The Court of Appeal has emphatically endorsed that carefully reasoned judgment by Picken J. In particular, Lord Justice Lewison confirmed in his reasons that “It is not arguable that the judge adopted the wrong approach to the question whether there was a custom as alleged by the Banks.” Lewison LJ also confirmed that Picken J’s judgment had been based on “his detailed analysis of the jurisprudential writings, previous decisions of the Lebanese Courts and the expert evidence.”

The case successfully brought by BCLP is the first, and currently the only, successful merits judgment anywhere in the world against Lebanese banks arising from the 2019 financial crisis. We are delighted for the success achieved by our client Vatche Manoukian, who has now finally had all of his money returned to him by the Banks.

Our team has extensive and unique expertise in litigating against Lebanese banks. We would welcome enquiries from depositors in England and other relevant jurisdictions who have had their international transfer requests refused by Lebanese banks and who wish to seek recourse.

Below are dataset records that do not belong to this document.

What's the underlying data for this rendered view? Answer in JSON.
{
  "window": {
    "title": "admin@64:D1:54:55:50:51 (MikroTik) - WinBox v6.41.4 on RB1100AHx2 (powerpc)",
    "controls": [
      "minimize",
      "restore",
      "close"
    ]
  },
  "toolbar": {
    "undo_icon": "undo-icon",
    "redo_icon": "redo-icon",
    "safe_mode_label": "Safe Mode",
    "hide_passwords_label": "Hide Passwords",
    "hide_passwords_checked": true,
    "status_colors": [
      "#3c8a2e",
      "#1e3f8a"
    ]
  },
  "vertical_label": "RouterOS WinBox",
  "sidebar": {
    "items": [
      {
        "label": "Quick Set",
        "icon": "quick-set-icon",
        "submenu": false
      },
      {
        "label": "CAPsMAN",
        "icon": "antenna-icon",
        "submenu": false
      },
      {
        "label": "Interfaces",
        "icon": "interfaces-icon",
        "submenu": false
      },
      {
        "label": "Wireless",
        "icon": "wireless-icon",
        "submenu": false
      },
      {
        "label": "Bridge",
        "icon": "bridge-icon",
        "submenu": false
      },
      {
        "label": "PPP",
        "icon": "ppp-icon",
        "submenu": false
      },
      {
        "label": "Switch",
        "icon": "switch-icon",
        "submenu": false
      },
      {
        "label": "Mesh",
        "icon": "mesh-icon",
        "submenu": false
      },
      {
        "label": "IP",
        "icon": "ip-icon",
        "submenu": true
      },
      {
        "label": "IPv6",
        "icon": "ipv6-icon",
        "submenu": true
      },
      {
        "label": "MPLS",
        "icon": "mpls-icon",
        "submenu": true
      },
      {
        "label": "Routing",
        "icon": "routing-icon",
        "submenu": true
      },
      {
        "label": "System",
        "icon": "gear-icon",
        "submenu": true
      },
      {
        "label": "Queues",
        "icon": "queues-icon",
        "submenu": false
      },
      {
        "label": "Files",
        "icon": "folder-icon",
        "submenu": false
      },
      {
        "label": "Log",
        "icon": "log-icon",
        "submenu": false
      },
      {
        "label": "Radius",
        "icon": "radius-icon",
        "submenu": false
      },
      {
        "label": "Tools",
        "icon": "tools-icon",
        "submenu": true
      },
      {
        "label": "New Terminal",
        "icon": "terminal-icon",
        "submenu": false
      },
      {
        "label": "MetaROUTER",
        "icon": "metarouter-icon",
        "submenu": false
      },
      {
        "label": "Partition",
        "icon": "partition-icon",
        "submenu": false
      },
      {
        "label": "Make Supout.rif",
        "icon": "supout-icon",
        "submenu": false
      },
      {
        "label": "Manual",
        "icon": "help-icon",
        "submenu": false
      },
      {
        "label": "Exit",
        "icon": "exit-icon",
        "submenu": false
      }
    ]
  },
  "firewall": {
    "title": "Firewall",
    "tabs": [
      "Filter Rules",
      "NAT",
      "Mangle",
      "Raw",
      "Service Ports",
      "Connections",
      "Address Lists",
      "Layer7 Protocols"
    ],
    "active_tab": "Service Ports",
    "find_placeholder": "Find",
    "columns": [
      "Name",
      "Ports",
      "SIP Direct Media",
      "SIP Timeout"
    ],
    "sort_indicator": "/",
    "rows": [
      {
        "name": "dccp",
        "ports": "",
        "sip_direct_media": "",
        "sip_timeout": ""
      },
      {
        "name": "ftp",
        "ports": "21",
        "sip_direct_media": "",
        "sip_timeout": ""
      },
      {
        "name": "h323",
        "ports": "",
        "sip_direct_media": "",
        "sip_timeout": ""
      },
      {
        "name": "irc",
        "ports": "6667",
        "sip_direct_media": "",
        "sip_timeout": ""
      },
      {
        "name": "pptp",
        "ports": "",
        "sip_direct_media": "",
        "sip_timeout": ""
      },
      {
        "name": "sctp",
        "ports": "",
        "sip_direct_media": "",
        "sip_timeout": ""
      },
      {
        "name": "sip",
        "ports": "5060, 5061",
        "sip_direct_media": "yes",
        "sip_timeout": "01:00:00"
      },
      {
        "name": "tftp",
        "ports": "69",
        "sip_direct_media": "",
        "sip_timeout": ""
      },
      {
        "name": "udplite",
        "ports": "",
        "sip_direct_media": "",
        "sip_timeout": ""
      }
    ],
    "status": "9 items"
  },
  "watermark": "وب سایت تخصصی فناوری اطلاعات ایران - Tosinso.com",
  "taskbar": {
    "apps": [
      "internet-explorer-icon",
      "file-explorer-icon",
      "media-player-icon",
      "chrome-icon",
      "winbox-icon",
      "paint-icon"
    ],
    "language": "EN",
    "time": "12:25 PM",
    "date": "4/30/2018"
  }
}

Please contact Graham Shear for more information.


This document provides a general summary and is for information/educational purposes only. It is not intended to be comprehensive, nor does it constitute legal advice. Specific legal advice should always be sought before taking or refraining from taking any action.